▶ [Exercise]: From the entries below, gather each line containing the word "title".

▶ [Records supplied]:
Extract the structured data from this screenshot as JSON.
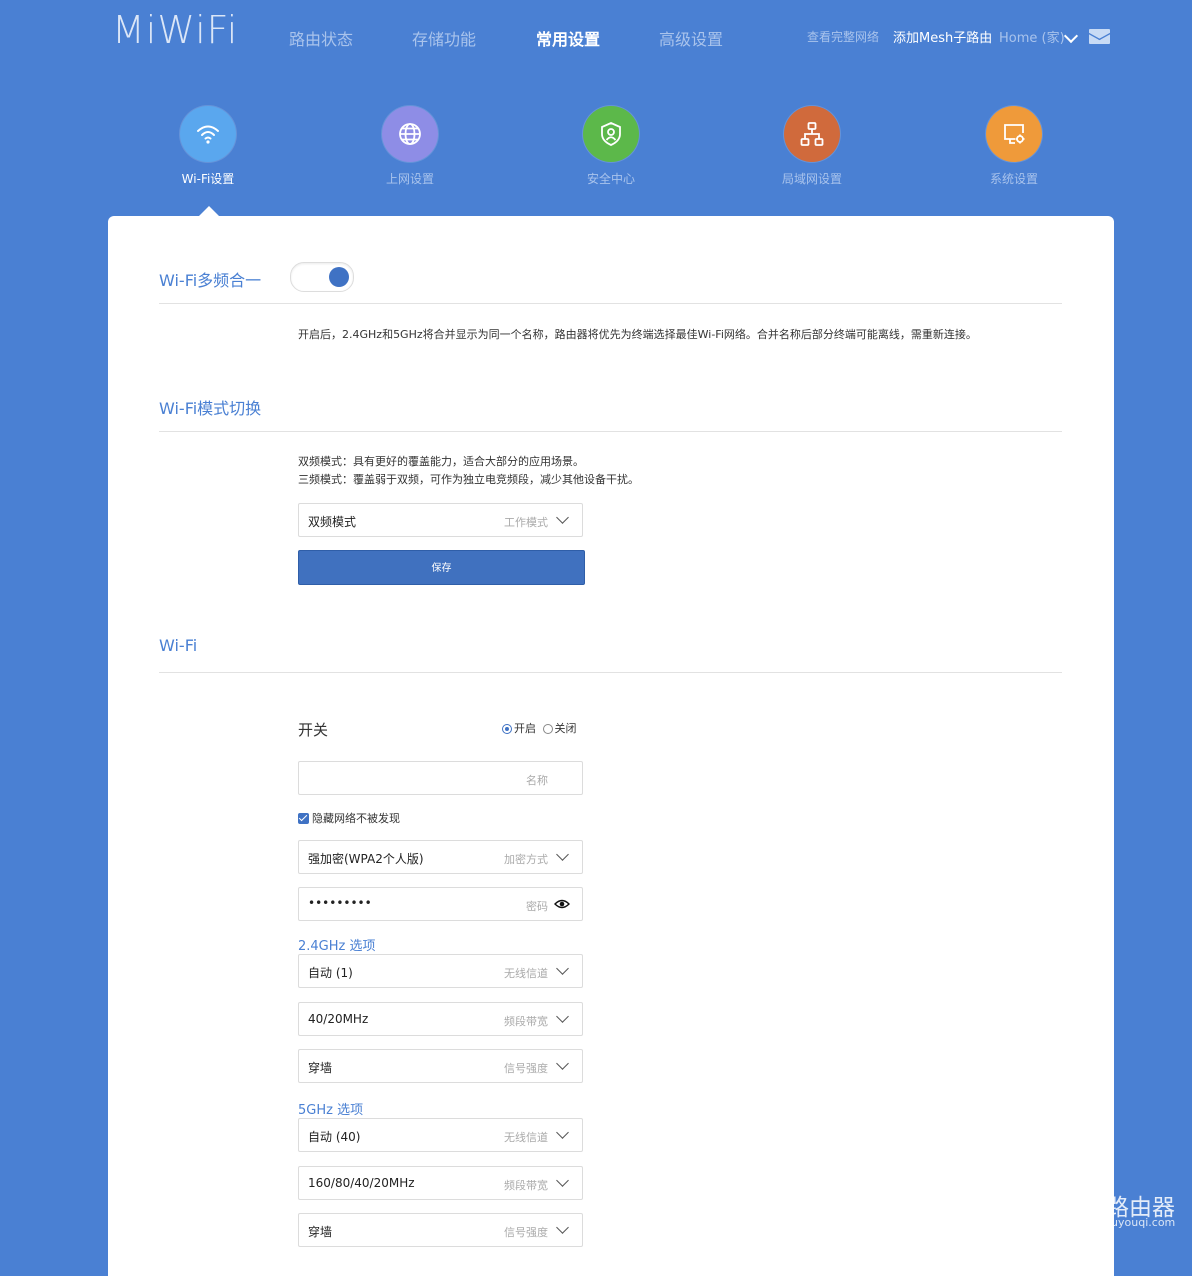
{
  "header": {
    "logo": "MiWiFi",
    "nav": [
      "路由状态",
      "存储功能",
      "常用设置",
      "高级设置"
    ],
    "active_nav": "常用设置",
    "links": {
      "view_network": "查看完整网络",
      "add_mesh": "添加Mesh子路由",
      "home": "Home (家)"
    }
  },
  "categories": [
    {
      "label": "Wi-Fi设置",
      "icon": "wifi-icon",
      "color": "#5aa7ee"
    },
    {
      "label": "上网设置",
      "icon": "globe-icon",
      "color": "#8e8de6"
    },
    {
      "label": "安全中心",
      "icon": "shield-icon",
      "color": "#5cb84a"
    },
    {
      "label": "局域网设置",
      "icon": "network-icon",
      "color": "#d06a3c"
    },
    {
      "label": "系统设置",
      "icon": "system-settings-icon",
      "color": "#ef9a3a"
    }
  ],
  "multiband": {
    "title": "Wi-Fi多频合一",
    "enabled": true,
    "description": "开启后，2.4GHz和5GHz将合并显示为同一个名称，路由器将优先为终端选择最佳Wi-Fi网络。合并名称后部分终端可能离线，需重新连接。"
  },
  "mode": {
    "title": "Wi-Fi模式切换",
    "desc_line1": "双频模式：具有更好的覆盖能力，适合大部分的应用场景。",
    "desc_line2": "三频模式：覆盖弱于双频，可作为独立电竞频段，减少其他设备干扰。",
    "select_value": "双频模式",
    "select_label": "工作模式",
    "save_label": "保存"
  },
  "wifi": {
    "title": "Wi-Fi",
    "switch_label": "开关",
    "radio_on": "开启",
    "radio_off": "关闭",
    "name_placeholder": "名称",
    "name_value": "",
    "hide_label": "隐藏网络不被发现",
    "hide_checked": true,
    "encryption_value": "强加密(WPA2个人版)",
    "encryption_label": "加密方式",
    "password_value": "•••••••••",
    "password_label": "密码",
    "band24": {
      "title": "2.4GHz 选项",
      "channel_value": "自动 (1)",
      "channel_label": "无线信道",
      "bandwidth_value": "40/20MHz",
      "bandwidth_label": "频段带宽",
      "signal_value": "穿墙",
      "signal_label": "信号强度"
    },
    "band5": {
      "title": "5GHz 选项",
      "channel_value": "自动 (40)",
      "channel_label": "无线信道",
      "bandwidth_value": "160/80/40/20MHz",
      "bandwidth_label": "频段带宽",
      "signal_value": "穿墙",
      "signal_label": "信号强度"
    }
  },
  "watermark": {
    "main": "路由器",
    "sub": "luyouqi.com"
  }
}
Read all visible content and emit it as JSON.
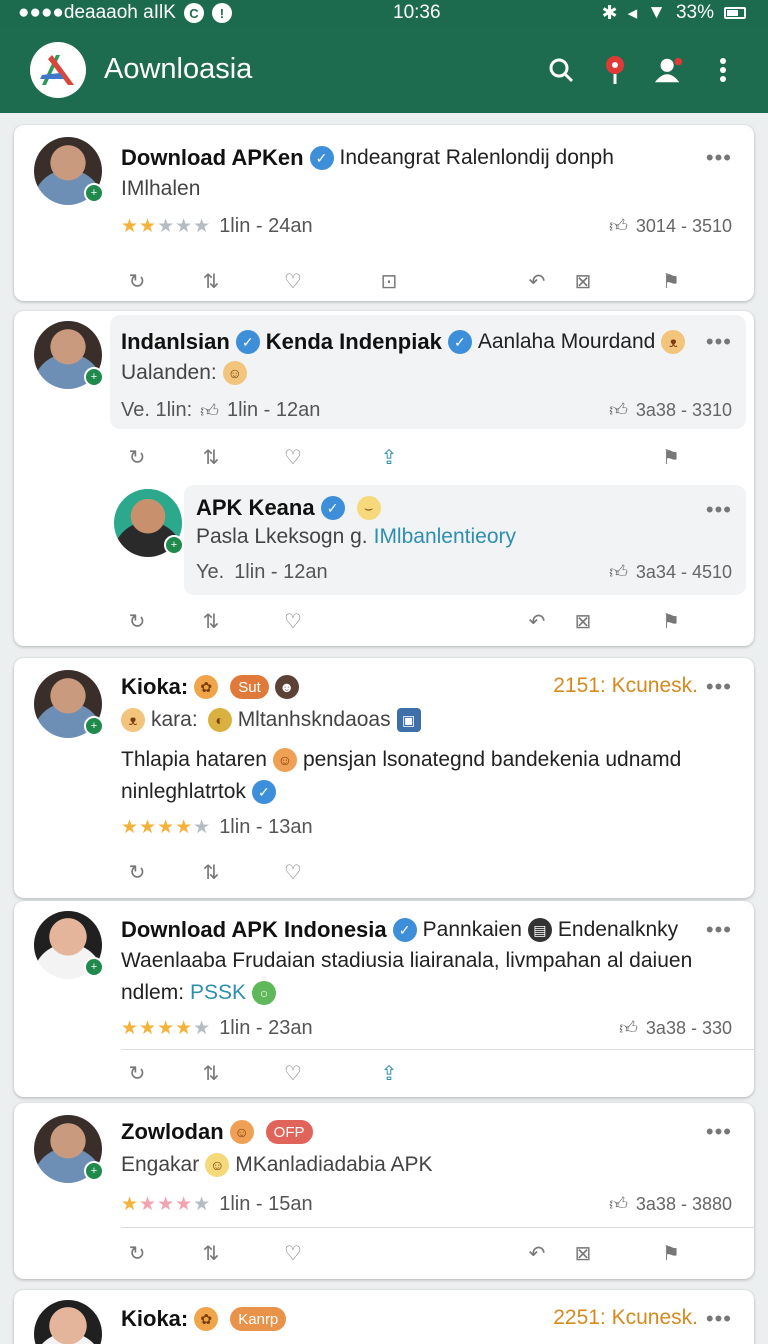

▶ [Answer for this exercise]:
    "title": "Wi-Fi多频合一",
    "title": "Wi-Fi模式切换",
    "title": "Wi-Fi",
      "title": "2.4GHz 选项",
      "title": "5GHz 选项",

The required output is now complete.